#### [Assignment]
Figure out how many lines in these records contain "this". Only the number belongs in the reply.

#### [Input material]
____
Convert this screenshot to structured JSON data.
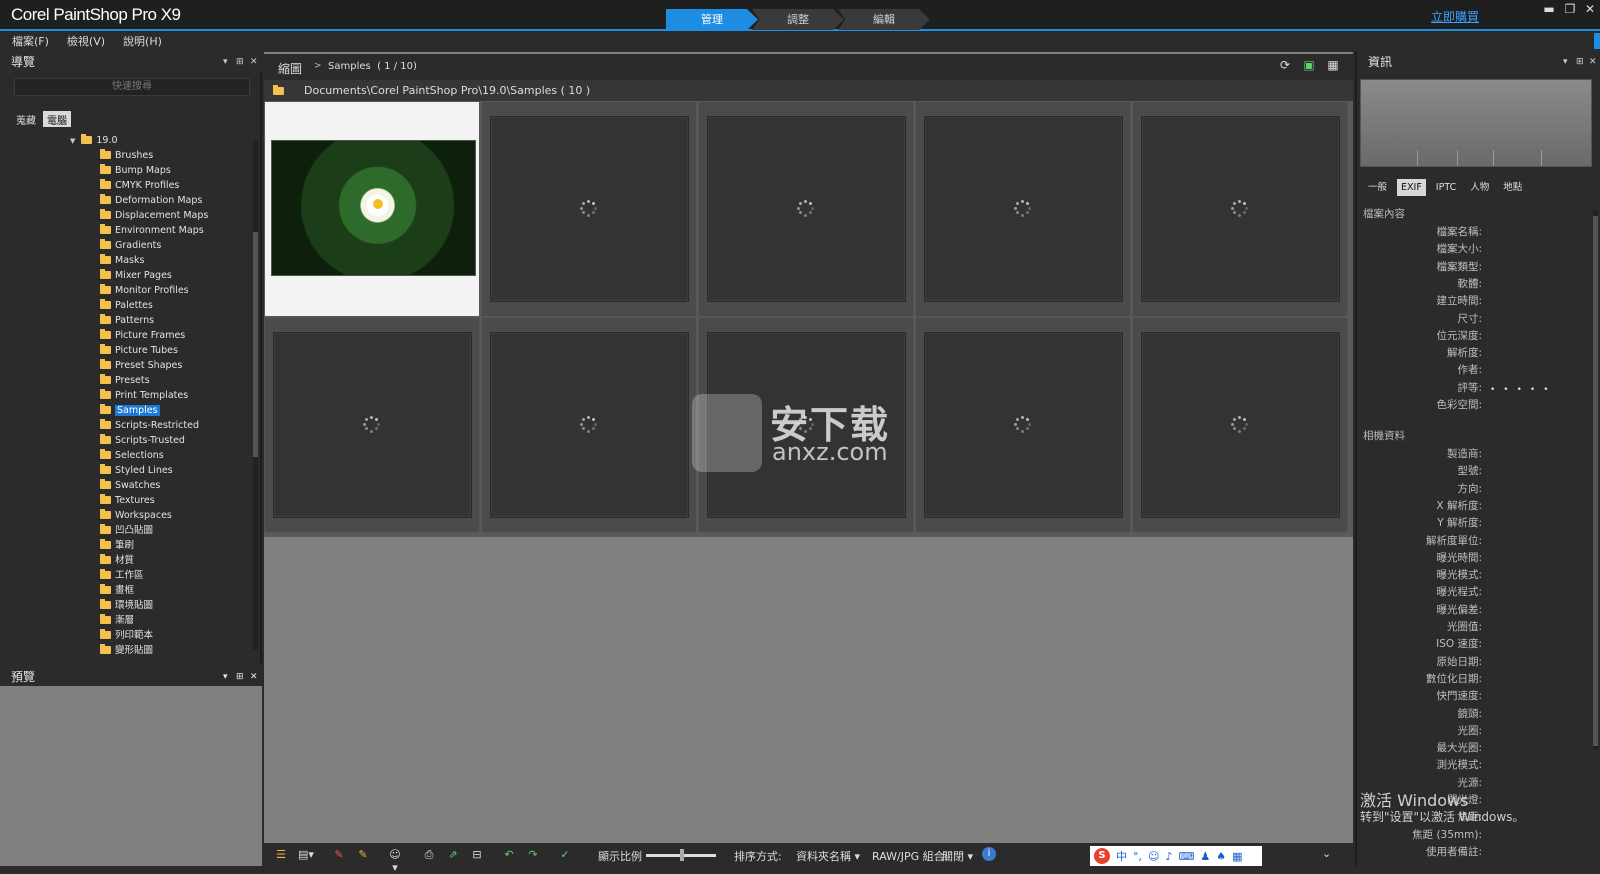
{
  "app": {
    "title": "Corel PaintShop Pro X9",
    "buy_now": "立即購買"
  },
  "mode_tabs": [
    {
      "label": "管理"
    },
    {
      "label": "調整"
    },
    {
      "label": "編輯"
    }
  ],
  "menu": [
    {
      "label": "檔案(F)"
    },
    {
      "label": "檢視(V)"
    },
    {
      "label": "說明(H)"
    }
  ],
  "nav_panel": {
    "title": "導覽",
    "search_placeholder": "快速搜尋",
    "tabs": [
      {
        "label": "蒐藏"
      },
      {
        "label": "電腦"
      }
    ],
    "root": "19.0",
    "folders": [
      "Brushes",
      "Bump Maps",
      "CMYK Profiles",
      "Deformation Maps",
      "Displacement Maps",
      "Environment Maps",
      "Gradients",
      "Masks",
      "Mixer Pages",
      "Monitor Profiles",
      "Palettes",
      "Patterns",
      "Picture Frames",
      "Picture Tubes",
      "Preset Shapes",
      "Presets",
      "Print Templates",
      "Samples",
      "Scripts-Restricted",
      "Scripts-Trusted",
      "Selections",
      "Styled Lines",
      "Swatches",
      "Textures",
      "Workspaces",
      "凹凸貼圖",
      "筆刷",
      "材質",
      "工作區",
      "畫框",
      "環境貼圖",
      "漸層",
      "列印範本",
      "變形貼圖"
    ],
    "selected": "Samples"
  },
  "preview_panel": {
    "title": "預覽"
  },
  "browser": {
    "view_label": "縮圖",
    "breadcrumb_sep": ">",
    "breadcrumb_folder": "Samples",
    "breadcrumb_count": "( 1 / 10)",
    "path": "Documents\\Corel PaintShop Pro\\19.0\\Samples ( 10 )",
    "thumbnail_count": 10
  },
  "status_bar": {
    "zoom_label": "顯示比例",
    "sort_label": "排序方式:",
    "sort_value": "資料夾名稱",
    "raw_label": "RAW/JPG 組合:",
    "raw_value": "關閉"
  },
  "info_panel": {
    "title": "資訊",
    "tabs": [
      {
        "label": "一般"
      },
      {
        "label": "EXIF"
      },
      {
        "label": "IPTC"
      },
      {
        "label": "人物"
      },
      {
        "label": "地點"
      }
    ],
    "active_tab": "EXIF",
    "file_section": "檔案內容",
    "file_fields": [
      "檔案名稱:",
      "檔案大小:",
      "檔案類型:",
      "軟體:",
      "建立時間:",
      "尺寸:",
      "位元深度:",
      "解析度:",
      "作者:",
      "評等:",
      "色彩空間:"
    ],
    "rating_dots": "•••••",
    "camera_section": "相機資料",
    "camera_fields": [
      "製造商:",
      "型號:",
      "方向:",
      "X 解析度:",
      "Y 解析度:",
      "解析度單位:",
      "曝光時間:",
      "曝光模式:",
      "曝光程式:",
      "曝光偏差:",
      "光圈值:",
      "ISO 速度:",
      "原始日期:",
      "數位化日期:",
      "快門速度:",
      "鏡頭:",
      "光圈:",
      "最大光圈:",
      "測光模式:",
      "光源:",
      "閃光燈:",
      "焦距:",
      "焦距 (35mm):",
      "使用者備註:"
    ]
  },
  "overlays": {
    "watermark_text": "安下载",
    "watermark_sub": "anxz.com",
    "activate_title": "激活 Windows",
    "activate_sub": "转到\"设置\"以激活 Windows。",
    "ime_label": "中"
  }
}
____
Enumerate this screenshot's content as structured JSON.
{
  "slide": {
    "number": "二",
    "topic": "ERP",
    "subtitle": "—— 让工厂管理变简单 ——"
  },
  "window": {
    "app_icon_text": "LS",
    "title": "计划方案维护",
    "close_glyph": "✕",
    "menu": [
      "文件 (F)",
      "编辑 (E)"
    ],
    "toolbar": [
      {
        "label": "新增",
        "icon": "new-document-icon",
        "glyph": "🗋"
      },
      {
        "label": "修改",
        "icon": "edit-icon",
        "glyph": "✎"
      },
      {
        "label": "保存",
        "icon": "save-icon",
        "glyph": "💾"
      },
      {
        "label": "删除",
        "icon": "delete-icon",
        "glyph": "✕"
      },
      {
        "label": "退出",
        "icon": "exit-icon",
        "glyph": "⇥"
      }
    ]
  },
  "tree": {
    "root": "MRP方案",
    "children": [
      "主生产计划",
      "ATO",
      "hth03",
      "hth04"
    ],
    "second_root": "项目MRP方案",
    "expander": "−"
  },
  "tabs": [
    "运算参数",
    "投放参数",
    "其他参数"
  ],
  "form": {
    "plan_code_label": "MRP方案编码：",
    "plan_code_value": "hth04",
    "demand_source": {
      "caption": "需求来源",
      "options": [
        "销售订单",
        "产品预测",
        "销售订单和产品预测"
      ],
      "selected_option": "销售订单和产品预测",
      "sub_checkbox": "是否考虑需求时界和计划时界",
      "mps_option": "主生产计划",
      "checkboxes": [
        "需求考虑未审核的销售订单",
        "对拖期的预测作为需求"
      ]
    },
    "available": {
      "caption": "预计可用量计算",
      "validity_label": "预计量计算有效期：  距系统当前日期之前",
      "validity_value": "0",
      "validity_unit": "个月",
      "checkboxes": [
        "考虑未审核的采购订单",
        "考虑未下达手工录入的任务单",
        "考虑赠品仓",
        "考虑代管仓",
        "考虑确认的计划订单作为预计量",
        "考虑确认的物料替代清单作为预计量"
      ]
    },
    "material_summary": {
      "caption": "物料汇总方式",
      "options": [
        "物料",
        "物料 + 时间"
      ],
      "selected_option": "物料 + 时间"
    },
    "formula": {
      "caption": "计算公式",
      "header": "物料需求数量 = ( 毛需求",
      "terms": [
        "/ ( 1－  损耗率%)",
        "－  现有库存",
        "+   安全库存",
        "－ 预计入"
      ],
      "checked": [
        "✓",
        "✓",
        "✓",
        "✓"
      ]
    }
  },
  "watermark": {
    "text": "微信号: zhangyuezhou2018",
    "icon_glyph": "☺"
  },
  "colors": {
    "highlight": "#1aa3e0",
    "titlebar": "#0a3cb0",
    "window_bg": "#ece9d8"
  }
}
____
#### [Response]
2